You may see a tartar fighter like pyrophosphate or an antibacterial agent like triclosan, sanguinarine, hydrogen peroxide or stannous fluoride. Some products have detergent like shampoo (sodium lauryl sulfate) that causes them to foam. Abrasives like calcium carbonate, silica or baking soda are added to paste and gels to help remove plaque and polish and whiten teeth.
Please note that toothpaste or gels are mostly water, stabilizers and thickeners. Gels are an option to pastes and may be preferable to some. Some gels are less abrasive for sensitive teeth. Preservatives, sweetening agents, flavours, colours and stabilizers are also added.
Children need to learn good dental habits at an early age. Regular brushing and flossing are very important. Parents and caregivers need to learn about early childhood cavities. They are often caused by children drinking juices, cow’s milk or sweetened liquids for an extended time, such as sucking them from a bottle. Lack of plaque control in a child’s mouth can also lead to problems. This serious form of early tooth decay can cause a child cavities, pain, tooth loss and other dental problems later in life. Never put a baby to bed with anything but water in the bottle or on a teething nipple.
Caregivers and parents need to clean the child’s teeth in the early years. Once the child is old enough to learn, teach the proper use of toothpaste and rinsing well after use. A pea-size amount of paste on a baby brush is plenty. Children often need assistance until about age eight.
Look for the American and Canadian Dental Association Seals of Approval (Fig. 7). These seals show that the products have been tested for safety and effectiveness and that their claims are true.
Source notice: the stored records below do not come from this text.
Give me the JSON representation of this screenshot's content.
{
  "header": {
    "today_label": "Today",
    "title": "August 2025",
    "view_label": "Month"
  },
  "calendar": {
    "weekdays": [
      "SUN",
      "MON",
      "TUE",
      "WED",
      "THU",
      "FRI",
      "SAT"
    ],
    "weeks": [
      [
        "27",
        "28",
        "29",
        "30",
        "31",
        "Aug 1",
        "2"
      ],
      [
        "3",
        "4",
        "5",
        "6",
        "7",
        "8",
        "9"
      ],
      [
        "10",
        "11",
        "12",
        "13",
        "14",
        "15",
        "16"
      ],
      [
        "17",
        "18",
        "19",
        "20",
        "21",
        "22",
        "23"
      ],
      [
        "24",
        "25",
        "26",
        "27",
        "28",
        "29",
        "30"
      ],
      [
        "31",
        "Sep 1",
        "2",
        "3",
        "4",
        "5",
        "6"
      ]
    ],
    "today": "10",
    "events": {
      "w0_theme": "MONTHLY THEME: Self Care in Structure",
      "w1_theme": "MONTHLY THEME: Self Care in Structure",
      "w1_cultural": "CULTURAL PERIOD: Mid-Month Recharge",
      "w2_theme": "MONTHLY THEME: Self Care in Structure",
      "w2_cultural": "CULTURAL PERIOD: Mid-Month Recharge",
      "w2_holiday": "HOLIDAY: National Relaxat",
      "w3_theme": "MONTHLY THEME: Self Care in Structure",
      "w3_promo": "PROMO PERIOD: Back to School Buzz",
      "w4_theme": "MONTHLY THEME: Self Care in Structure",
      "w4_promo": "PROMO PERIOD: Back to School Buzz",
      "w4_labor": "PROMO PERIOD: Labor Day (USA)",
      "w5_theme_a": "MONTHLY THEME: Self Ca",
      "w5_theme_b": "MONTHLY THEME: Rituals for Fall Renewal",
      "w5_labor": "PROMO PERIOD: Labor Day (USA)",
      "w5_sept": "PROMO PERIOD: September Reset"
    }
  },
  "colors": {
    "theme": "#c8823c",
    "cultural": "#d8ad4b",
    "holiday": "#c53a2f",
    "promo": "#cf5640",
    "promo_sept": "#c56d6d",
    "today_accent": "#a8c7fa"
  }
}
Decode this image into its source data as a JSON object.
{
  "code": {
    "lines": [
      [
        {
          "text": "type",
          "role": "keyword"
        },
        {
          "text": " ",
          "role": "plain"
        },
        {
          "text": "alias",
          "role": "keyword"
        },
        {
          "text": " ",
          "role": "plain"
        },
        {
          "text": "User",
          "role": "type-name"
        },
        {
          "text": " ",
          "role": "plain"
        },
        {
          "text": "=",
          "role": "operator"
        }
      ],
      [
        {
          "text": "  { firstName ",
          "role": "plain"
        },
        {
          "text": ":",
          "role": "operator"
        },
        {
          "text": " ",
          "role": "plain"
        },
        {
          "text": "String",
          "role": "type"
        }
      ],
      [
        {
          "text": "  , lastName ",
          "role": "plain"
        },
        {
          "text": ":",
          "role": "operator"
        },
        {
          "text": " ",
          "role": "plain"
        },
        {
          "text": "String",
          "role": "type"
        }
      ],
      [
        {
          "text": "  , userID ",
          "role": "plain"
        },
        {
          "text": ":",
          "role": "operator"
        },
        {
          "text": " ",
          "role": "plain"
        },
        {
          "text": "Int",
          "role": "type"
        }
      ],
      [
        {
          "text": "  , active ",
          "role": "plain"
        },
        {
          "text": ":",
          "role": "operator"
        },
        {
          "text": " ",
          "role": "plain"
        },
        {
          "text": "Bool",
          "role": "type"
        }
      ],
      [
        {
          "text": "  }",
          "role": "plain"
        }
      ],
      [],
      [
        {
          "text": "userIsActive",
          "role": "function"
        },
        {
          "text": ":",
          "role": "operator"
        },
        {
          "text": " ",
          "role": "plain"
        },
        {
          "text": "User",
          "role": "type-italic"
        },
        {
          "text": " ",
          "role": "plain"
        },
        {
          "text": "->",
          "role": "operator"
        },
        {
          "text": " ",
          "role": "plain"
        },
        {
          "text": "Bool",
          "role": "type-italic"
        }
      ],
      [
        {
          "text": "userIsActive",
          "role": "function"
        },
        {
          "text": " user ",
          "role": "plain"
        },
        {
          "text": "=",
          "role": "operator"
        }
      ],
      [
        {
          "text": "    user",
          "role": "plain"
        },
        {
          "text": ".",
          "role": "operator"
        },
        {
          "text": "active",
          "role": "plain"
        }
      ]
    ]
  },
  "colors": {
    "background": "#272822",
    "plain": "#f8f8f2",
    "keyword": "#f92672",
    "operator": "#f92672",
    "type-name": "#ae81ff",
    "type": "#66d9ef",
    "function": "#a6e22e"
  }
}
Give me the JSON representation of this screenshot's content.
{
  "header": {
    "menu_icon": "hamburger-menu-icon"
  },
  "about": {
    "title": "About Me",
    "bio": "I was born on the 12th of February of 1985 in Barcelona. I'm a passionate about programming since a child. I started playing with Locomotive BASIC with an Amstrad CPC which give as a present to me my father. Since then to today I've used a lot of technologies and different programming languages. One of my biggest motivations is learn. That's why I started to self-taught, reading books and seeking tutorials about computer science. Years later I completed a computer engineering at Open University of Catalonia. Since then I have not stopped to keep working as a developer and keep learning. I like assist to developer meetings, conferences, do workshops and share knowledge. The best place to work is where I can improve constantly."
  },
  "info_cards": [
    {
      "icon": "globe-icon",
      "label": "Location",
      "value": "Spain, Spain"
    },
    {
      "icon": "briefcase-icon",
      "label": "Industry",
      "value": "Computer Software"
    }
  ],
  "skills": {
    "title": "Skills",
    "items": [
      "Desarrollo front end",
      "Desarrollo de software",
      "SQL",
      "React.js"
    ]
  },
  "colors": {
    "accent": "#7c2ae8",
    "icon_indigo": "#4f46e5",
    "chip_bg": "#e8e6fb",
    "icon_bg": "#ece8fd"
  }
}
Drug Information Numbers (DIN) are from Health Protection Canada. Their presence on a product proves that the main active ingredient is safe and has proven therapeutic effectiveness to cure a condition or a disease as it claims to do. Always discard products after the expiry date. Products are not as effective after these dates.
In conclusion, if you can form a team with your dentist and your dental hygienist, you will find the best tools to have a clean and healthy oral cavity. If you smoke, please consider quitting. Tobacco, in all of its forms, (cigarettes, smokeless tobacco, snuff, chewing tobacco, pipe, cigar) has been proven to cause or worsen gum disease, oral cancer, gum recession, cavities, tooth loss and halitosis. A healthy, varied diet with minimal sugar and a variety of Canada Food Guide choices, as described often in Family Health. will help maintain a healthy immune system to fight dental diseases. Healthy mouths can be gateways to healthy bodies. Care for them wisely and you will be smiling for life.